*TASK*
Only a number is wanted here: the count of lines in the entries below that include the word "value".

══ DATA FOR THE TASK ══

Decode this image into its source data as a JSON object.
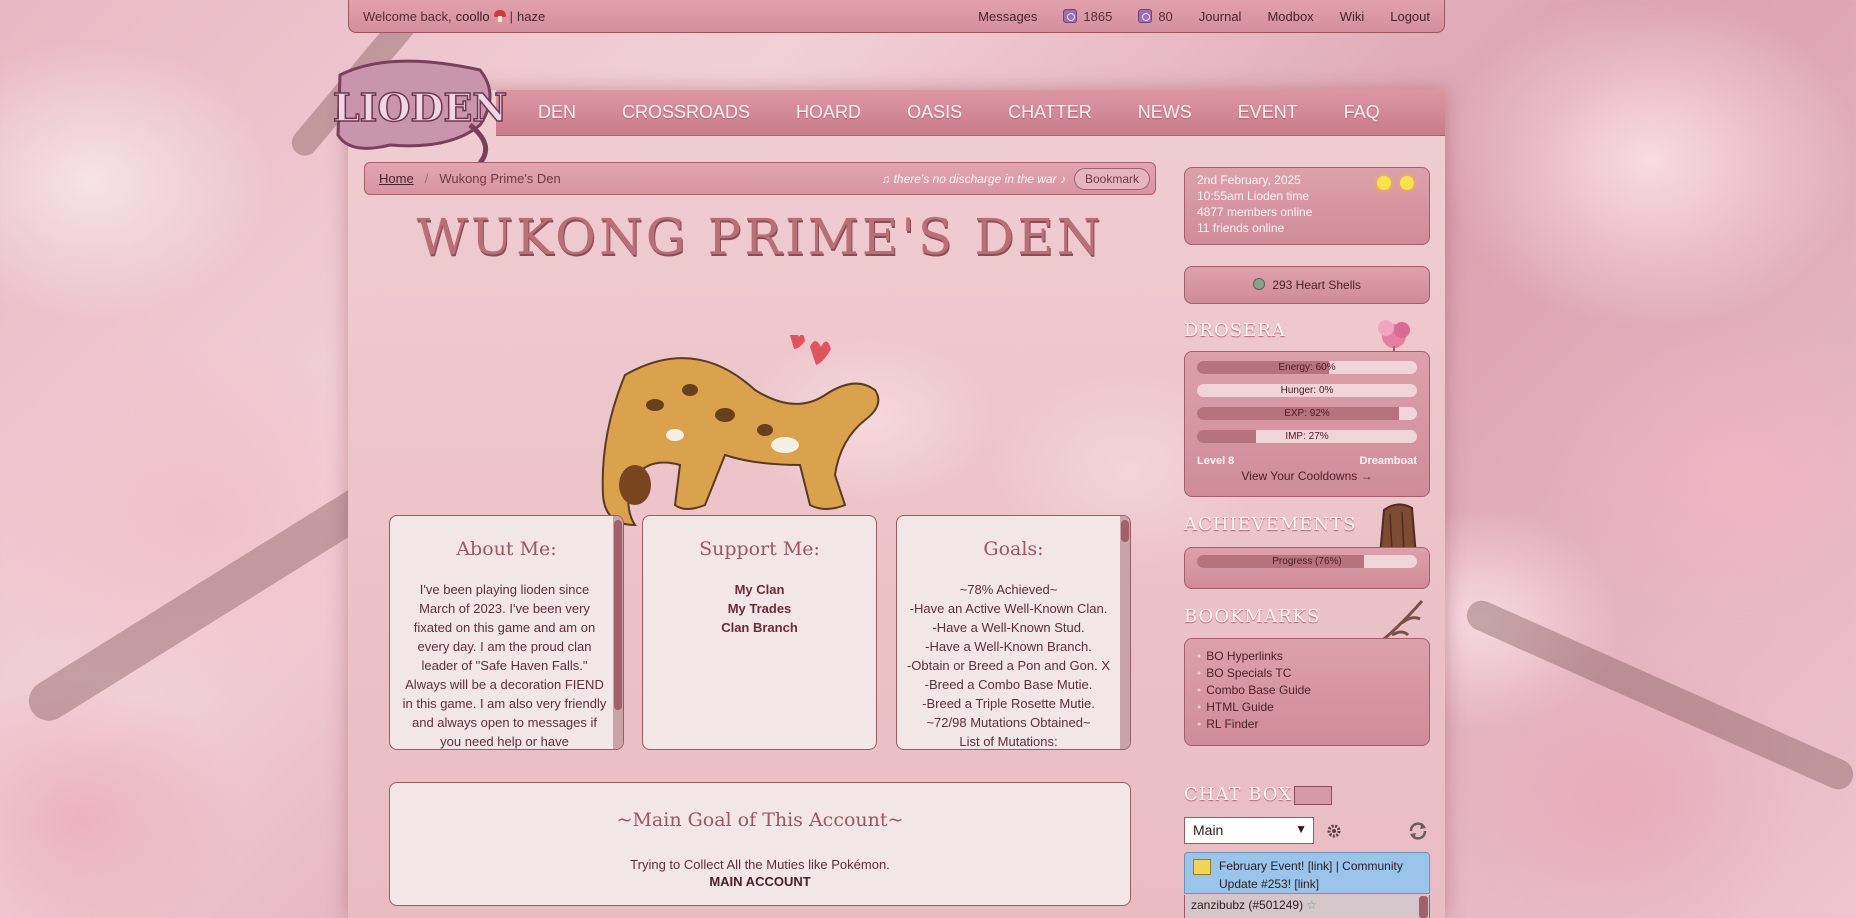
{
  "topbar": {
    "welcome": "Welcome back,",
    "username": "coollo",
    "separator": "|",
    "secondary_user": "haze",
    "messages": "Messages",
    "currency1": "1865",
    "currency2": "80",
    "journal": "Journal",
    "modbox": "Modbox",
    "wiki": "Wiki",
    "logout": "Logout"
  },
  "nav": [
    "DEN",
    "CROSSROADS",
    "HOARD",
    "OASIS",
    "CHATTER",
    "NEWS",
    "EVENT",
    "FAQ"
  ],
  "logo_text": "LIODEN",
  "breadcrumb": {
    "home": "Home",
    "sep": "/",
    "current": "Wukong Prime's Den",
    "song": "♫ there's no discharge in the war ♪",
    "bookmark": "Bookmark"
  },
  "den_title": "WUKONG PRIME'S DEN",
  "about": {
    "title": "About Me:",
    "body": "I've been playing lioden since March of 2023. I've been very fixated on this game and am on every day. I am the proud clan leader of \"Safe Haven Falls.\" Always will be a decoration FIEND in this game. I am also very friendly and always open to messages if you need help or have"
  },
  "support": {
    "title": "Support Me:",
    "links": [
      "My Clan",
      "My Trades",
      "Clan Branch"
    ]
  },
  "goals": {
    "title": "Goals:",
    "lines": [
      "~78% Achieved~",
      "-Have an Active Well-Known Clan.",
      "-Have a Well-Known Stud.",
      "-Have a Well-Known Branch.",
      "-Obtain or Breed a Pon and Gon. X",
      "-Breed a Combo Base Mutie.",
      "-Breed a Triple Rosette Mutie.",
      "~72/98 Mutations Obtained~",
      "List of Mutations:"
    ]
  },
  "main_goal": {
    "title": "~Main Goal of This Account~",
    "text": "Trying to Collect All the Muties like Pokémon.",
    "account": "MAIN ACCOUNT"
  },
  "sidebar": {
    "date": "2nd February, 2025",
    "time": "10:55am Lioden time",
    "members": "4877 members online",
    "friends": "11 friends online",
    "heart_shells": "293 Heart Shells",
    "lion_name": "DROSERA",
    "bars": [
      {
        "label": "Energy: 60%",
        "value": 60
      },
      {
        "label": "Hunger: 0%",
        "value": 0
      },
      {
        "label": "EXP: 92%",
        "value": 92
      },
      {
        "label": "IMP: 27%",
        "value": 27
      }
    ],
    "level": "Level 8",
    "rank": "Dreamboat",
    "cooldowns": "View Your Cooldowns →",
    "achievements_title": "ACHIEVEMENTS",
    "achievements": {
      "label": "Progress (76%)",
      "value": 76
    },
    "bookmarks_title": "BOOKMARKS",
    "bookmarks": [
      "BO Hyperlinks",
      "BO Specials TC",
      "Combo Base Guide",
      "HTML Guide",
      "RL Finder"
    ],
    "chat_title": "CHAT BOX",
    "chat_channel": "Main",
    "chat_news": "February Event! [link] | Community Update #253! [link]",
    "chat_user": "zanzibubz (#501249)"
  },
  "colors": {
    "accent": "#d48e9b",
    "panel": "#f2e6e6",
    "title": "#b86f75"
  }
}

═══
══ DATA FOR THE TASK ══

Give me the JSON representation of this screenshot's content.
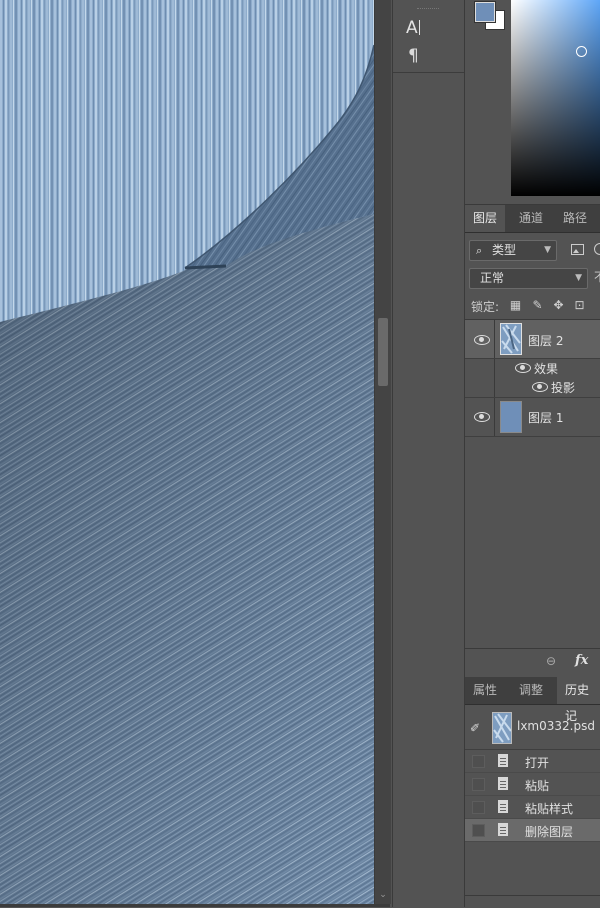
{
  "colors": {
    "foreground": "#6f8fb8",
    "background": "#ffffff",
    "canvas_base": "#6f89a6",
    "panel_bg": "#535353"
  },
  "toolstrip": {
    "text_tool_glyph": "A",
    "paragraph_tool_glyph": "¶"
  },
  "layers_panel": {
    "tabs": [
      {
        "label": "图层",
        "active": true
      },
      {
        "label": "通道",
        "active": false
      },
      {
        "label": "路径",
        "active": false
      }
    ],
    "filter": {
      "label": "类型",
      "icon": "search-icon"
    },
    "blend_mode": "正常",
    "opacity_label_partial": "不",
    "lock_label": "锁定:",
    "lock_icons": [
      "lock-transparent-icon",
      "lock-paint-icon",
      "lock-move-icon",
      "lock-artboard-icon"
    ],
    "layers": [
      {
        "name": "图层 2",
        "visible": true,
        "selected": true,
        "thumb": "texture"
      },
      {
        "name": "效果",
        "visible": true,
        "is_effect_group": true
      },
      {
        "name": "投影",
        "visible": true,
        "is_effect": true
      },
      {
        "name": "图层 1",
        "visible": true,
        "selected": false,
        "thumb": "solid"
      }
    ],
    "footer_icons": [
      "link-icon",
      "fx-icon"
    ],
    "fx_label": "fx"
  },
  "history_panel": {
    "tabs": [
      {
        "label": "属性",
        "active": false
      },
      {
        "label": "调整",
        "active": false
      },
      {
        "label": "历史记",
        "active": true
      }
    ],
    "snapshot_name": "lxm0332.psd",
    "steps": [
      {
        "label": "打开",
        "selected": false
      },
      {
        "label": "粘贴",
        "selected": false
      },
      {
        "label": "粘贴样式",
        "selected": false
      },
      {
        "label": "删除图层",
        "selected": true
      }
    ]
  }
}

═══
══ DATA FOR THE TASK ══

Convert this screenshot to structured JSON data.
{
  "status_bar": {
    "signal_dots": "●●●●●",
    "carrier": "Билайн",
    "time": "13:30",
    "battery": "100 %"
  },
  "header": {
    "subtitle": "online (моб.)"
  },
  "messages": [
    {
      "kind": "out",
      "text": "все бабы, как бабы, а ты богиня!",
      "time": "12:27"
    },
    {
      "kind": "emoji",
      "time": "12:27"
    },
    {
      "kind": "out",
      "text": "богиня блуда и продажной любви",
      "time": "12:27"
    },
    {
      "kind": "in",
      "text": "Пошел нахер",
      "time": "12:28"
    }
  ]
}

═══

*OUTPUT BELOW*
5